Debunking An Insane Call For War With Iran

Joshua Muravchik is a neoconservative fellow at the Foreign Policy Institute of Johns Hopkins University's School of Adanced International Studies. He recently wrote a Washington Post op-Ed advocating war with Iran. Usually neocons say something along the lines of

 

We can't have a deal with Iran! The deal that Obama is negotiating is a bad deal! (They say that, even BEFORE knowing the details of the deal.) Better no deal than a bad deal!

Unfortunately they seldom spell out what the consequences of their stance will be. They might say that we should tighten sanctions, but that is magical thinking. The sanctions regime was started to bring Iran to the negotiating table. The only reason that Iran is negotiating is to get the sanctions lifted. If we walk away from the bargaining table then Iran will have no incentive to keep a lid on its nuclear program. If the rest of the P5 + 1 nations believe the U.S. is responsible for sabotaging the talks then the sanctions regime could easily collapse Thus, should Iran choose to develop a bomb, there will be nothing short of war that can stop it. (And even then, war is only likely to set back Iran's nuclear program by a few years.) Muvarachik's article is simultaneously insane war mongering and a breath of fresh air. We should thank Muvarachick for having the honesty to spell out for us what his fellow neoconservatives have pussyfooted around--that the alternative to a nuclear deal is likely to be war. READ MURAVCHIK'S COLUMN NOW!  Pay close attention to the following:

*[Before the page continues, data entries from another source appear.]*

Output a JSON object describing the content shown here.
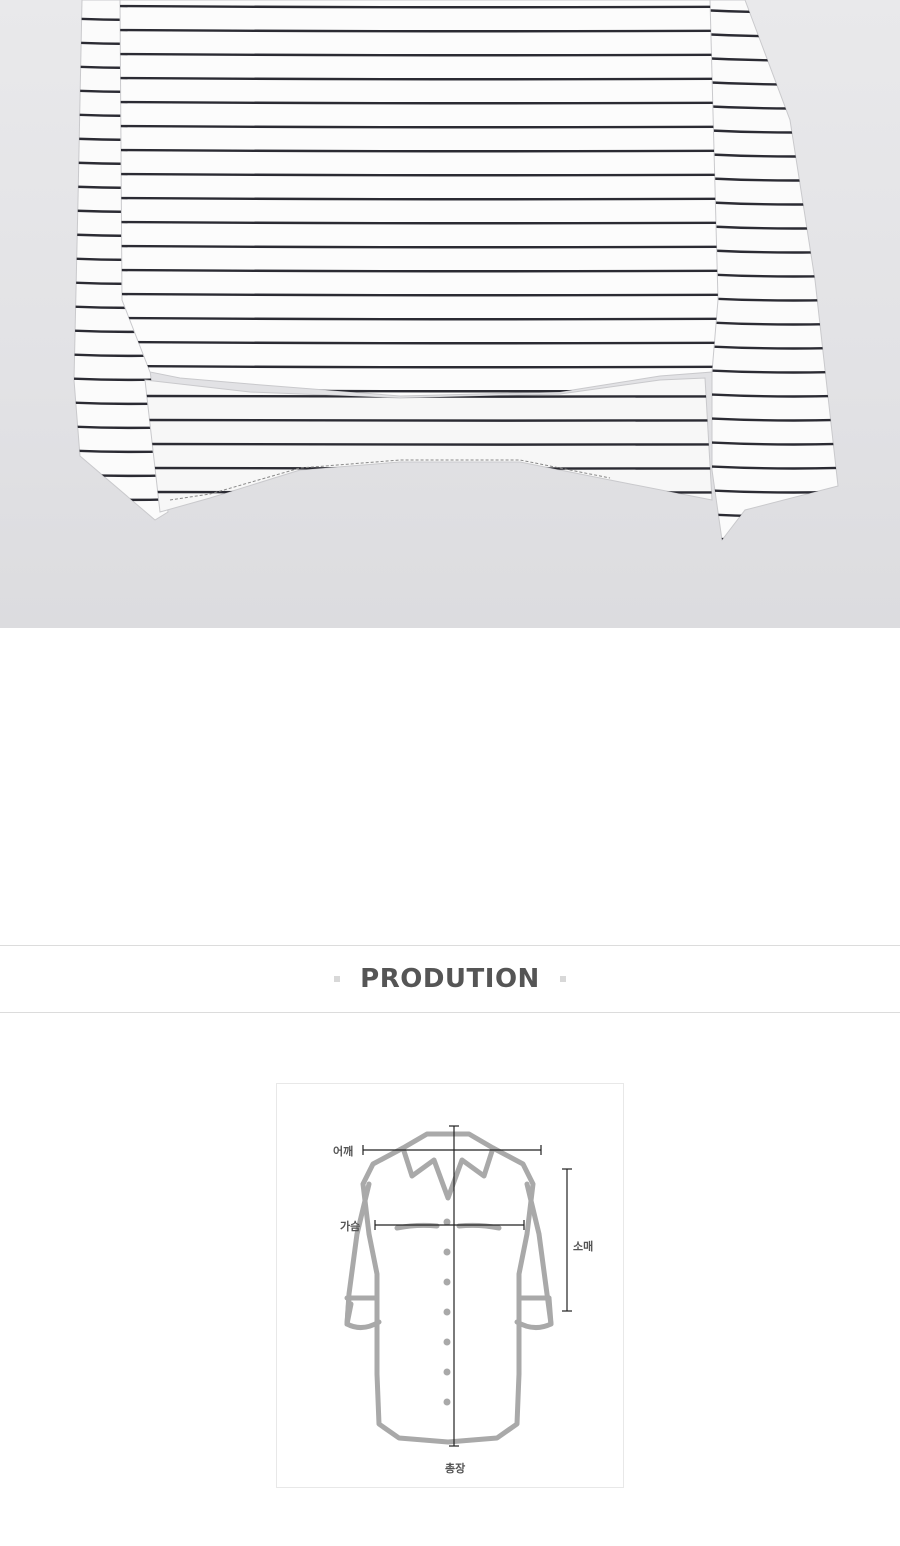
{
  "product_photo": {
    "subject": "white-black-striped-long-sleeve-tee"
  },
  "section": {
    "title": "PRODUTION"
  },
  "size_diagram": {
    "labels": {
      "shoulder": "어깨",
      "chest": "가슴",
      "sleeve": "소매",
      "length": "총장"
    }
  },
  "colors": {
    "stripe": "#2b2b33",
    "fabric": "#fbfbfb",
    "backdrop": "#e4e4e7",
    "outline": "#a9a9a9",
    "measure_line": "#222222",
    "title_text": "#555555"
  }
}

Sanctions may have induced Iran to enter negotiations, but they have not persuaded it to abandon its quest for nuclear weapons. Nor would the stiffer sanctions that Netanyahu advocates bring a different result. Sanctions could succeed if they caused the regime to fall; the end of communism in Ukraine and Kazakhstan, and of apartheid in South Africa, led to the abandonment of nuclear weapons in those states. But since 2009, there have been few signs of rebellion in Tehran.

 

Otherwise, only military actions — by Israel against Iraq and Syria, and through the specter of U.S. force against Libya — have halted nuclear programs. Sanctions have never stopped a nuclear drive anywhere. (emphasis added)

This column's insanity is screaming out for a good debunking. And Ali Gharib has done an EXCELLENT job of whooping Muravchick's ass. READ GHARIB'S ANALYSIS NOW!

I just want to add one point to Gharib's analysis, a point Gharib would have made had he been given more space.

Muravchick was dead wrong when he claimed that Israeli military action stopped Iraq from getting a nuclear weapon. As Colin H. Kahl pointed out in a 2012 Washington Post story, Saddam Hussein's nuclear program was not even close to getting a nuclear weapon when Israel attacked it in 1981. At best it could be called sputtering. But Israel's attack convinced Hussein that he needed nuclear weapons, so he took his nuclear program underground and sent it forth full speed ahead. We were lucky that he started a war by invading Kuwait in 1990 before he had his bomb. Had he waited a few more years to invade then we could have been facing a nuclear-armed opponent. If anything, Israel's bombing of Iraq's Osirak reactor should be a cautionary tale. If we bomb Iran then it will practically guarantee the Iranians will do everything in their power to get a bomb.